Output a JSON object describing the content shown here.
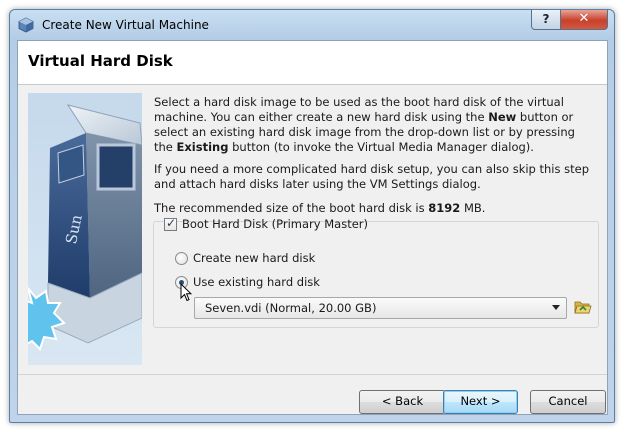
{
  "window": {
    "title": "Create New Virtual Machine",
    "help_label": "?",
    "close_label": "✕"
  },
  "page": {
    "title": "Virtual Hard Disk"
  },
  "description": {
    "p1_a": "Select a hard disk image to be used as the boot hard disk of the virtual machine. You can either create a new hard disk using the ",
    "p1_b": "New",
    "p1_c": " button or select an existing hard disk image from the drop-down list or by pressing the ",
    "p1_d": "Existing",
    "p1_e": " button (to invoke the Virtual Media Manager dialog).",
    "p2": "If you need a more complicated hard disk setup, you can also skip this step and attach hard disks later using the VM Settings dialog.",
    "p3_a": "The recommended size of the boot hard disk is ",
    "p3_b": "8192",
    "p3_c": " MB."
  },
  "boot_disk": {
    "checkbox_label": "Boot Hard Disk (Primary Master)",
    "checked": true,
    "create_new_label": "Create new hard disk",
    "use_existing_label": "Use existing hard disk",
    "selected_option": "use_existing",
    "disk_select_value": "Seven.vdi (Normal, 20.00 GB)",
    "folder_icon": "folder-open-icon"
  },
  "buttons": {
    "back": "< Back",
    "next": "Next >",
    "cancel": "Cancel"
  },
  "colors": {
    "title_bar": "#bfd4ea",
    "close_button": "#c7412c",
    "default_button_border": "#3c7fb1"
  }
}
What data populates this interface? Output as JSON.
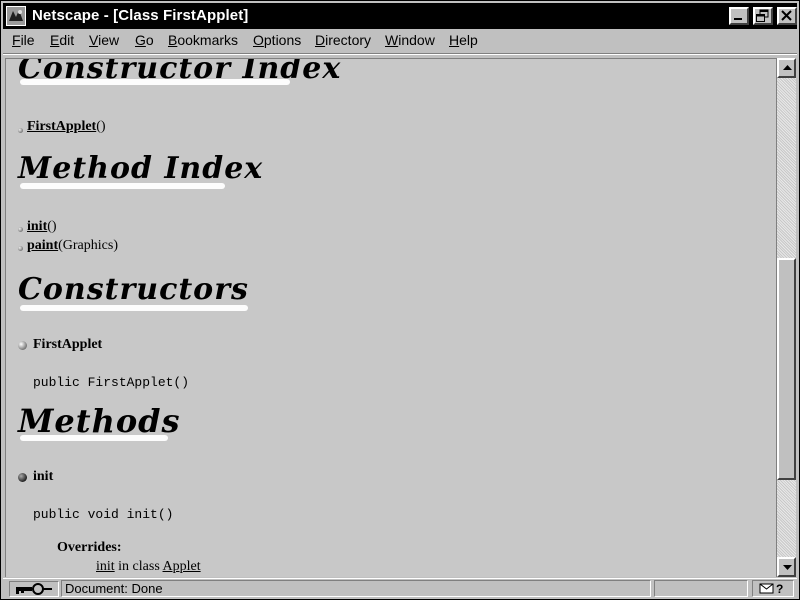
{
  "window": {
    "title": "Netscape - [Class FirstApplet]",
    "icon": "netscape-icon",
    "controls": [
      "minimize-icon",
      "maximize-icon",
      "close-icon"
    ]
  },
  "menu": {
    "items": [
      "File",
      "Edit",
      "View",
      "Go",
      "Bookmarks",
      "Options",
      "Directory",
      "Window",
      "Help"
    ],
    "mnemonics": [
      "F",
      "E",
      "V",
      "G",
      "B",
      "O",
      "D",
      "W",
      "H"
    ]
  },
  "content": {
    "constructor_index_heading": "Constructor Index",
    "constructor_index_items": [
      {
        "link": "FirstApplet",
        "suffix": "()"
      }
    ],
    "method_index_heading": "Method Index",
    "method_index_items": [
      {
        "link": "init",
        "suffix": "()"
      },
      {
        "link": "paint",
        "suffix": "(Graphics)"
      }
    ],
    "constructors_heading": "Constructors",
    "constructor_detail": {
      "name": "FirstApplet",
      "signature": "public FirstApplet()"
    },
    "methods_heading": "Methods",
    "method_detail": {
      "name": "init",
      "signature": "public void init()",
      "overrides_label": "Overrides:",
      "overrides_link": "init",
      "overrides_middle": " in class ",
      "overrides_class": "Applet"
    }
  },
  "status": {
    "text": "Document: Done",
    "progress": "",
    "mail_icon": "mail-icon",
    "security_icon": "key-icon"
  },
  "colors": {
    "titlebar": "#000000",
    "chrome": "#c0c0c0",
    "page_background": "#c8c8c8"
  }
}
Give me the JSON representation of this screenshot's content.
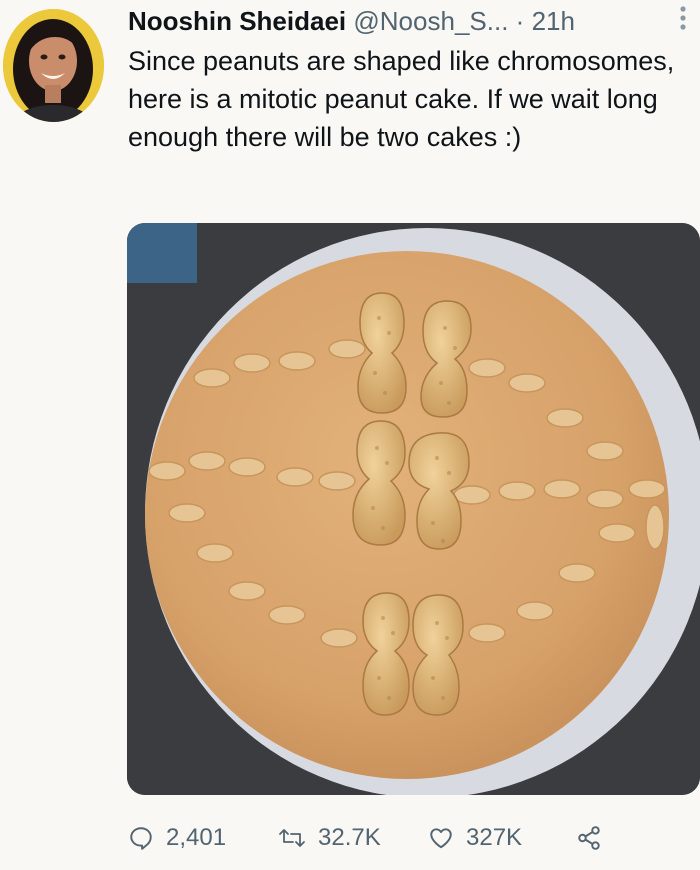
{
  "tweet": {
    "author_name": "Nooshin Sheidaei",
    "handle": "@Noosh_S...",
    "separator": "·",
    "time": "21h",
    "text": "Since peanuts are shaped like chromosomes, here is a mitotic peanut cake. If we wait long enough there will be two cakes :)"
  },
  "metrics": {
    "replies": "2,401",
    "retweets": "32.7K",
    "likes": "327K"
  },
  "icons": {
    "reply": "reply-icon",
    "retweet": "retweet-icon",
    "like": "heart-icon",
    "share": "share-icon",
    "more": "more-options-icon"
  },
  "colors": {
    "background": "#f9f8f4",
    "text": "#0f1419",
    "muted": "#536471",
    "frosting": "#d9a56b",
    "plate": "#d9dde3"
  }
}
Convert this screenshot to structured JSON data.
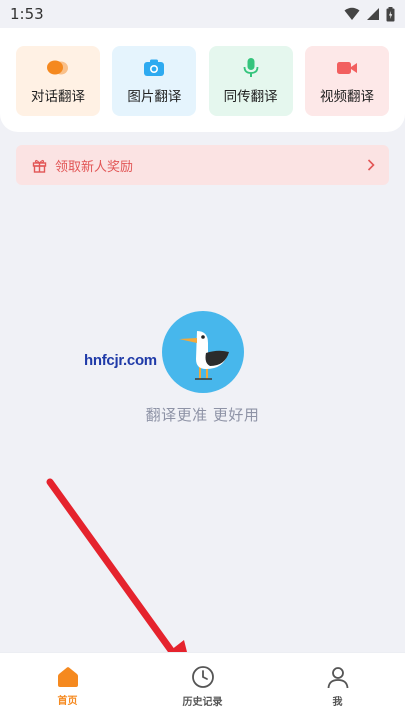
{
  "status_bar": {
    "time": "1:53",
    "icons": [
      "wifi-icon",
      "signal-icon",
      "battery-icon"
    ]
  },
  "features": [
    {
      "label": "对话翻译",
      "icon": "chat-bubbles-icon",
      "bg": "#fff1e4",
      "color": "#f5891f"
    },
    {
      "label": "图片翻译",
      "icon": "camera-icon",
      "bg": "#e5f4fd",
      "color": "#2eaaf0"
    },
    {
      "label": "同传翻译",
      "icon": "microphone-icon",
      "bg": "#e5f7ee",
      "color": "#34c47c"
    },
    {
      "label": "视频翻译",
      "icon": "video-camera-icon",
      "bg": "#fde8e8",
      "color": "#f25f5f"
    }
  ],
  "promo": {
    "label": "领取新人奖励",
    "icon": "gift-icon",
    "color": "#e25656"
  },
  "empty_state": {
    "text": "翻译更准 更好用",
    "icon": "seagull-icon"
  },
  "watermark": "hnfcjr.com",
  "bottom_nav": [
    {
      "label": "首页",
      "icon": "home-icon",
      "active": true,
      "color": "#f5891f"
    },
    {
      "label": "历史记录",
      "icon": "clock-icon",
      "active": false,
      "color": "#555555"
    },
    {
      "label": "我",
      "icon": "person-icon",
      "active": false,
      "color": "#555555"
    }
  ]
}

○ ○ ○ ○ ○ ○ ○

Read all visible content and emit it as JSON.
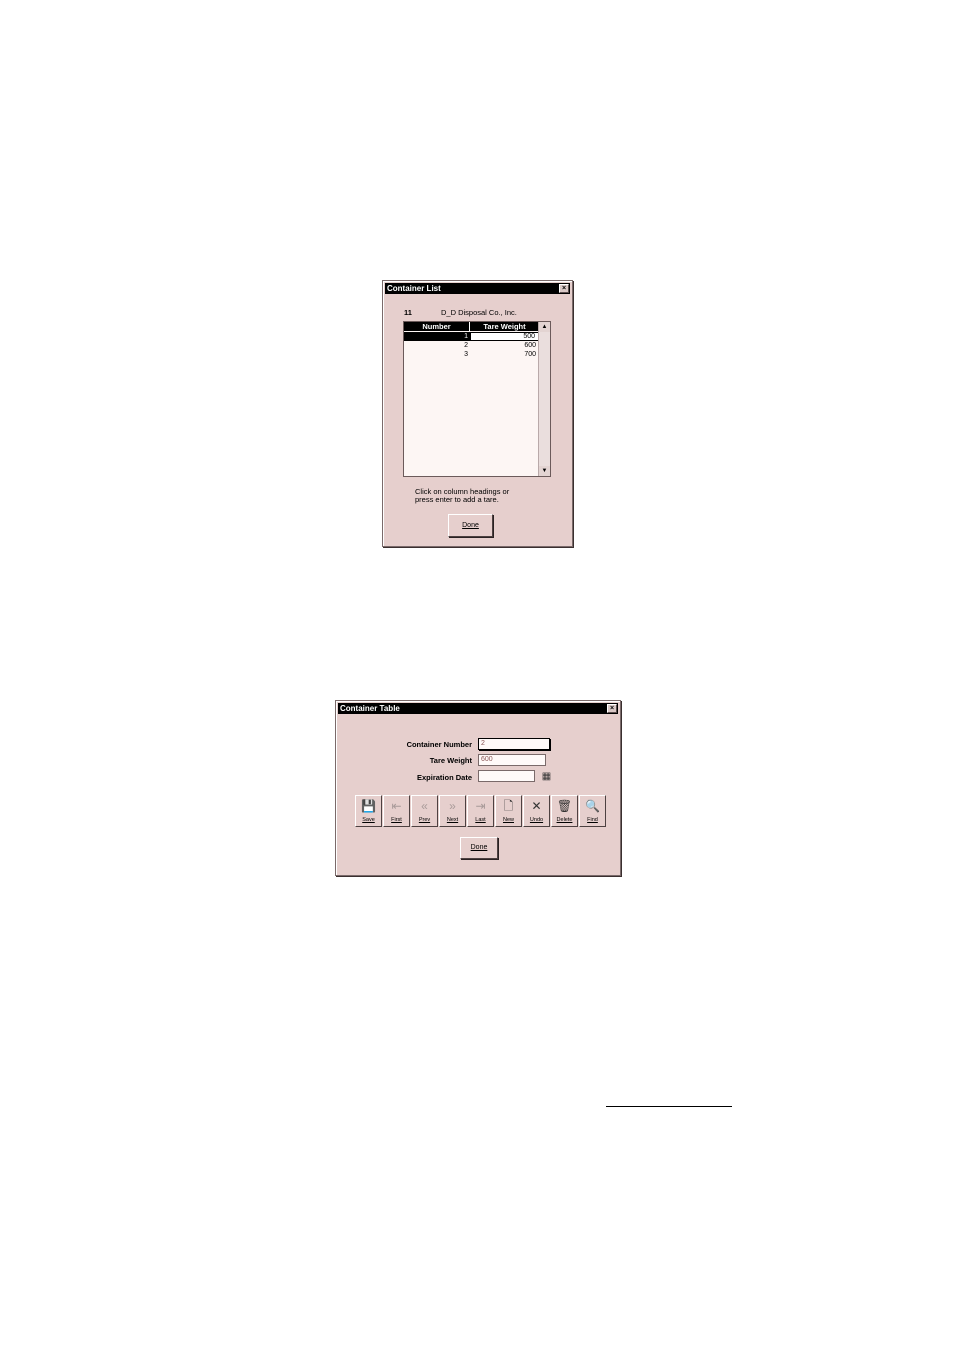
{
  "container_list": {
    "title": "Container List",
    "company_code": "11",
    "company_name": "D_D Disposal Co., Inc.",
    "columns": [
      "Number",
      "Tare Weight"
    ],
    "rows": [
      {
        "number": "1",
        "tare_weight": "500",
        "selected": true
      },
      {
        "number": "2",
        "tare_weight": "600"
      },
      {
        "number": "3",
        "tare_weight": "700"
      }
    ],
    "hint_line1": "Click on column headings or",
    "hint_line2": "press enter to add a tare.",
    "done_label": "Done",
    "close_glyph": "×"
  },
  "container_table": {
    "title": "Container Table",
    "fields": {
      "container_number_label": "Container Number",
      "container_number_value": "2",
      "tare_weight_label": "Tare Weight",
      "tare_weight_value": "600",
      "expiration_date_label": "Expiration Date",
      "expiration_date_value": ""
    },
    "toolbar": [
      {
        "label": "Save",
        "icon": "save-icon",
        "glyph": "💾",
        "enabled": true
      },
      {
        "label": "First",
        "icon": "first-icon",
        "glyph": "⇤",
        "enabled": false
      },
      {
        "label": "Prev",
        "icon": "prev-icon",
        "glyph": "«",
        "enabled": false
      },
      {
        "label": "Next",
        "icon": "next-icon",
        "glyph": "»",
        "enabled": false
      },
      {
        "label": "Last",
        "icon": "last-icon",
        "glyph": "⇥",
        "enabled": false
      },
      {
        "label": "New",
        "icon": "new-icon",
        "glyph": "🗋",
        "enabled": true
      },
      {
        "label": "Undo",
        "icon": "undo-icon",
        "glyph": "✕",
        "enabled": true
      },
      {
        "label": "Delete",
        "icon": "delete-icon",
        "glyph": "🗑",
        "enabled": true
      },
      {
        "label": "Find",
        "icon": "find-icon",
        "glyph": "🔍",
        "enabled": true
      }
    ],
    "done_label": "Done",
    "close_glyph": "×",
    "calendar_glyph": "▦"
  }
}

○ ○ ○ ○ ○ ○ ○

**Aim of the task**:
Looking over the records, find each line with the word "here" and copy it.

**Answer to this exercise**:
Output a JSON object describing the content shown here.
    "text": "Since peanuts are shaped like chromosomes, here is a mitotic peanut cake. If we wait long enough there will be two cakes :)"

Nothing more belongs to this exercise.